RNA Silencing

RNA mediated gene silencing is a quite advanced approach for introducing resistance against fungi. It is a tool for reverse genetics which is involved in switching off the expression of certain genes by targeting specific genes of fungi responsible for pathogenicity in plants [54]. The expression of genes is silenced either at transcriptional or post-transcriptional level i.e., epigenetic modification at transcriptional level and specific nucleotide sequences of mRNA are degraded by introducing dsRNA at post transcriptional level [55]. Plant pathogenic fungi develop direct connections with their host plants via a specialized structure known as haustorium which act as an interface for signal exchange as well as nutrient uptake [56]. It allows fungi to uptake dsRNA’s or siRNA’s during nutrient uptake from targeted host plant to activate RNA-mediated gene silencing. Gene silencing by introduction of dsRNA has been successfully employed against many fungal pathogens that include Magnaporthe oryzae, Neurospora crassa, Venturia inaqualis and Aspergillus nidulans [57-60]. Nakayashiki et al. silenced mpg1 gene and polyketide synthase genes [61]. Mpg1 gene is a hydrophobin gene act as a trigger for development of appressorium hence, plays an important role in pathogenicity [62]. These genes were successfully silenced by p-Silent-1 based vectors in upto 90% transformants. This vector was also successfully employed in Colletotrichum lagenarium to silence GFP reporter proteins. This concept of RNA mediated gene silencing was recently observed in case of barley powdery mildew caused by Blumeria graminis [63].

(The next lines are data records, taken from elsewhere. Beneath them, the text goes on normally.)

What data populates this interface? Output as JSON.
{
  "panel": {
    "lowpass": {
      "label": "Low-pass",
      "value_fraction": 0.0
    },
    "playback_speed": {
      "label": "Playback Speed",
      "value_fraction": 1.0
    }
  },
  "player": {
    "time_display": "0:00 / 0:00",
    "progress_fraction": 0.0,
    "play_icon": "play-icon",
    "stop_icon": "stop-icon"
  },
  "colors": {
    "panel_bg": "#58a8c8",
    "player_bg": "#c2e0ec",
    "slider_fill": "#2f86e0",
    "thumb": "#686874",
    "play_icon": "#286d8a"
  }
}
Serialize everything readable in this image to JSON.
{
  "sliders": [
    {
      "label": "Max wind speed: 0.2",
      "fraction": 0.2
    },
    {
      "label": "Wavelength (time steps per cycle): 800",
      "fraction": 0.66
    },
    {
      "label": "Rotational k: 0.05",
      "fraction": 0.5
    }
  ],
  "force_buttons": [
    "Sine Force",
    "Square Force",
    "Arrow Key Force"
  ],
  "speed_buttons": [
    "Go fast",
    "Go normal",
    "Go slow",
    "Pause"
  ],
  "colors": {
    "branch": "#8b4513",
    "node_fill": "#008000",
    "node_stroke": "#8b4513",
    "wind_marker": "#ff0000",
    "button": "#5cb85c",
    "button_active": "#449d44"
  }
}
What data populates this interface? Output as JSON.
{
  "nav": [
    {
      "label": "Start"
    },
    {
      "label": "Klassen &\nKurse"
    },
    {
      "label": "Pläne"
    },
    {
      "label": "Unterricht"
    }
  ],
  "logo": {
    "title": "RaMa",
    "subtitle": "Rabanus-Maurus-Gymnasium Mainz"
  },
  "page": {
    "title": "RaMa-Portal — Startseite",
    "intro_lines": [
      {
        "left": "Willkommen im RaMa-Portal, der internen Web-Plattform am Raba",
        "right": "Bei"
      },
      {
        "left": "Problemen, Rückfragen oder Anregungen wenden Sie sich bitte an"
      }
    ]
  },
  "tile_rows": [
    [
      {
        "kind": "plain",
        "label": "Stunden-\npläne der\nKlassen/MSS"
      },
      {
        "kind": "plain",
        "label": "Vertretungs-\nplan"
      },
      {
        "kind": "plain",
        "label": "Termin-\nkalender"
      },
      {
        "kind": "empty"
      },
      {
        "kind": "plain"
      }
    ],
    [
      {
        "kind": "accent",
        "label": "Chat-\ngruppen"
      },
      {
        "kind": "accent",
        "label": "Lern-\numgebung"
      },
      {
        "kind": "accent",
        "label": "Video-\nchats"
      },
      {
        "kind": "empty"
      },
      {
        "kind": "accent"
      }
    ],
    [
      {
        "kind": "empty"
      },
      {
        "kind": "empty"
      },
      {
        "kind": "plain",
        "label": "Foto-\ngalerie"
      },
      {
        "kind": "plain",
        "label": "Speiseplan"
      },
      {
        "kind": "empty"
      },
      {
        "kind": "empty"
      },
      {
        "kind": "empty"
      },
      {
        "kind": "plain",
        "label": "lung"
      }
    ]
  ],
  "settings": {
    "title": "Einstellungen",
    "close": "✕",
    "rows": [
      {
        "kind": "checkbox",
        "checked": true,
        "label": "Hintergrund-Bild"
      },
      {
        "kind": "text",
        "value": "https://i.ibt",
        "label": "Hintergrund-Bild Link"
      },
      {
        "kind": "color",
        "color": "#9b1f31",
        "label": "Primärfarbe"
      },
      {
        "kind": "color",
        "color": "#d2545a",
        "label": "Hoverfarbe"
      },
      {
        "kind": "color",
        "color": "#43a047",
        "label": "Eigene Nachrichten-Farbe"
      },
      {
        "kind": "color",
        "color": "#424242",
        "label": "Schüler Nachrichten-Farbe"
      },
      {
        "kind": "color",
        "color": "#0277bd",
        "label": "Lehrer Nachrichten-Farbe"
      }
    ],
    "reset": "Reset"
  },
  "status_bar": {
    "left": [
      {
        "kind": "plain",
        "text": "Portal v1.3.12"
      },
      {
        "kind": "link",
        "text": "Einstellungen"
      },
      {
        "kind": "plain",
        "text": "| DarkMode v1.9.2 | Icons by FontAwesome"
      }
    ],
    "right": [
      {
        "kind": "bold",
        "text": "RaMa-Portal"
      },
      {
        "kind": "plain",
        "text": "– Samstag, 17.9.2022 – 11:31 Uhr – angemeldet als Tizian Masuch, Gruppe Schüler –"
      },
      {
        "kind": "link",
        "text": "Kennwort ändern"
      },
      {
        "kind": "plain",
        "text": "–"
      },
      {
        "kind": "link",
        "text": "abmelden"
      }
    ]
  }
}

Breeding for resistance has gone through many scientific challenges and modifications till now. Currently, genetic engineering technology has been most widely and successfully implemented in enhancing resistance against numerous fungal diseases. Genetic engineering for genes related to defense including PR proteins, hydrolytic enzymes, antimicrobial peptides and phytoalexins have provided significant amount of resistance against fungal diseases. The combined expression of all defense related genes have served as a remarkable source of resistance. Transgenic technology integrated with classical breeding has revolutionized agricultural research and opened new vistas of research for enhanced resistance and productivity of economically important agricultural crops.